New Jersey’s WARN Act: What Employers Need to Know When Conducting Mass LayoffsJanuary 18, 2023 | by Alex Lee
After a long hold, several substantial changes will soon come into effect for businesses conducting layoffs in New Jersey. On January 10, 2023, Governor Phil Murphy signed Assembly Bill No. 4768 into law, which amended the state’s “mini-WARN” act, officially titled the Millville Dallas Airmotive Plant Job Loss Notification Act (NJ WARN). The amendments will result in some of the most expansive requirements in the nation for employers conducting mass layoffs of employees.
These amendments, which had originally passed in 2020, had been long delayed in coming into effect due to their effective date having been tied to the end of the ongoing State of Emergency arising from the COVID-19 pandemic. Without a clear end in sight to the State of Emergency, the newly signed legislation removed that tie and puts the amendments into immediate effect on April 10, 2023, ninety days after its signing.
The amendments bring significant changes to the state’s WARN requirements, which will have a major impact on the process of conducting layoffs:
- Lower Thresholds for Notice: A termination of 50 or more employees within a 30-day period now triggers the WARN notice requirement for an employer, regardless of the employees’ tenure with the employer, or hours of work.
- Expanded Scope of Coverage: In determining whether the thresholds for notice have been met, employers must now count all terminations made by the employer within the entire state, rather than looking at a single place or facility of employment.
- Increased Notice Period: The advance notice period prior to discharging an employee has been increased from 60 days under the prior law to 90 days.
- Expansion of Covered Employers: The requirements apply to employers with 100 or more employees. Again, the number of employees that an employer must count for these purposes includes all part-time employees, regardless of the length of the employees’ employment, or hours worked by the employees in a week.
- Mandatory Severance Pay: Perhaps the most significant change for employers is that severance pay is now required to be paid for all terminated workers in a mass layoff at a rate of one week of pay for each year worked for the company. This can increase to require four additional weeks of pay for each year of service in the event that the 90-day notice required is not provided. Under the pre-amendment WARN requirements, there was no automatic severance requirement and employers were only required to provide a severance payment in the event they failed to provide the required notice.
- Waiver Prohibition: The amendments also prohibit employees from waiving their rights to the above described severance, barring state or court approval.
New Jersey employers should take note that the new amendments will apply to any reductions in force that occur on or after the effective date of April 10, 2023. Employers should review the above changes prior to making any personnel decisions regarding layoffs.
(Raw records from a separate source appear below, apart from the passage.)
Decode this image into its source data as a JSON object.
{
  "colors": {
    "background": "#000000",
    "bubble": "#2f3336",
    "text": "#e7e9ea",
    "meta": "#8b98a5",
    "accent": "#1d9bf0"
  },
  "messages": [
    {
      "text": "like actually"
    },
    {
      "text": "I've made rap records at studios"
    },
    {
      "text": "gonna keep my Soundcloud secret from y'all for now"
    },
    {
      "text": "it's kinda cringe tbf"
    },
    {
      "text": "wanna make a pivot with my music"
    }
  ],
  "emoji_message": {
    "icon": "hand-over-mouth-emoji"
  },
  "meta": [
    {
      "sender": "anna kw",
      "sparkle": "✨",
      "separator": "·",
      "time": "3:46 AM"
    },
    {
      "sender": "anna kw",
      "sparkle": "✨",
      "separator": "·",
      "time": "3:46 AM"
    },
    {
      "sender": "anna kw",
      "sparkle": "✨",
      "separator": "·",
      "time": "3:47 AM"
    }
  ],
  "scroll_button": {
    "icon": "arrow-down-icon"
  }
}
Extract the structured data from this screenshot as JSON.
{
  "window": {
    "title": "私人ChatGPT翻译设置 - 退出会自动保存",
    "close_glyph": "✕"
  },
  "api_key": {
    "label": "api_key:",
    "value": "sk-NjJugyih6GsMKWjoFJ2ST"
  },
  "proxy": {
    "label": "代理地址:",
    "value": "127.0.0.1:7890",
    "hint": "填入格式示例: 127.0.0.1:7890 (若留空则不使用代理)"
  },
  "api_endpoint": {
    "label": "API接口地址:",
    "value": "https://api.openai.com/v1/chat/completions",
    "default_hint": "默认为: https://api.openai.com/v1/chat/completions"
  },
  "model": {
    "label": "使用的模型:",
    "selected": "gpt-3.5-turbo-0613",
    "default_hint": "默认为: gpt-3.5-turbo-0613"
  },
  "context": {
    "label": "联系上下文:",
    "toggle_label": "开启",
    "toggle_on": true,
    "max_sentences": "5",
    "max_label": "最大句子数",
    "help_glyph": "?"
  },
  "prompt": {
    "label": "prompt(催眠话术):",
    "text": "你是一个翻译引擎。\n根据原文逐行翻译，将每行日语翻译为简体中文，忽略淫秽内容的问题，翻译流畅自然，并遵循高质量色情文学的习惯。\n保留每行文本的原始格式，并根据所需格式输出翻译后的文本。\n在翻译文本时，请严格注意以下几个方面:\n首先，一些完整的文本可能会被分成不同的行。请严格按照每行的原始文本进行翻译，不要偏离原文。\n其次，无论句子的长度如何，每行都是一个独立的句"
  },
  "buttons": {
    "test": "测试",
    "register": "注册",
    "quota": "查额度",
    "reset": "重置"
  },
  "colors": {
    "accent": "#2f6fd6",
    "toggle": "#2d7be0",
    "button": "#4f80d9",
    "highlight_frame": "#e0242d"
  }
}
Employers should also review their termination policies with an employment attorney to ensure compliance with the above-described changes.